■ **What is being asked**
A faithful copy of the whole listing is the goal. Match it exactly.

---*---

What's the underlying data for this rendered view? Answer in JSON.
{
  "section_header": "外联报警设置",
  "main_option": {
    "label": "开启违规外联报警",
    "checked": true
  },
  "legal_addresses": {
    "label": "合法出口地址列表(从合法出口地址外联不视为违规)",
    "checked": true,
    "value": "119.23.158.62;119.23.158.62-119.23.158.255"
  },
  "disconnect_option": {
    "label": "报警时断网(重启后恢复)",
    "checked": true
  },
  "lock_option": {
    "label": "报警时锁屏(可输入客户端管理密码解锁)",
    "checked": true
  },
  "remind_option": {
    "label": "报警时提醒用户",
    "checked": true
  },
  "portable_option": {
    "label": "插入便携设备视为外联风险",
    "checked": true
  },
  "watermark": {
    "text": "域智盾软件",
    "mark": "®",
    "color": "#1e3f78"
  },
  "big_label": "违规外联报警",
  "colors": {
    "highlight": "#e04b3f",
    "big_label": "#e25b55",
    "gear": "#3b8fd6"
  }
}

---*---

■ **Written answer**
What's the underlying data for this rendered view? Answer in JSON.
{
  "section_header": "外联报警设置",
  "main_option": {
    "label": "开启违规外联报警",
    "checked": true
  },
  "legal_addresses": {
    "label": "合法出口地址列表(从合法出口地址外联不视为违规)",
    "checked": true,
    "value": "119.23.158.62;119.23.158.62-119.23.158.255"
  },
  "disconnect_option": {
    "label": "报警时断网(重启后恢复)",
    "checked": true
  },
  "lock_option": {
    "label": "报警时锁屏(可输入客户端管理密码解锁)",
    "checked": true
  },
  "remind_option": {
    "label": "报警时提醒用户",
    "checked": true
  },
  "portable_option": {
    "label": "插入便携设备视为外联风险",
    "checked": true
  },
  "watermark": {
    "text": "域智盾软件",
    "mark": "®",
    "color": "#1e3f78"
  },
  "big_label": "违规外联报警",
  "colors": {
    "highlight": "#e04b3f",
    "big_label": "#e25b55",
    "gear": "#3b8fd6"
  }
}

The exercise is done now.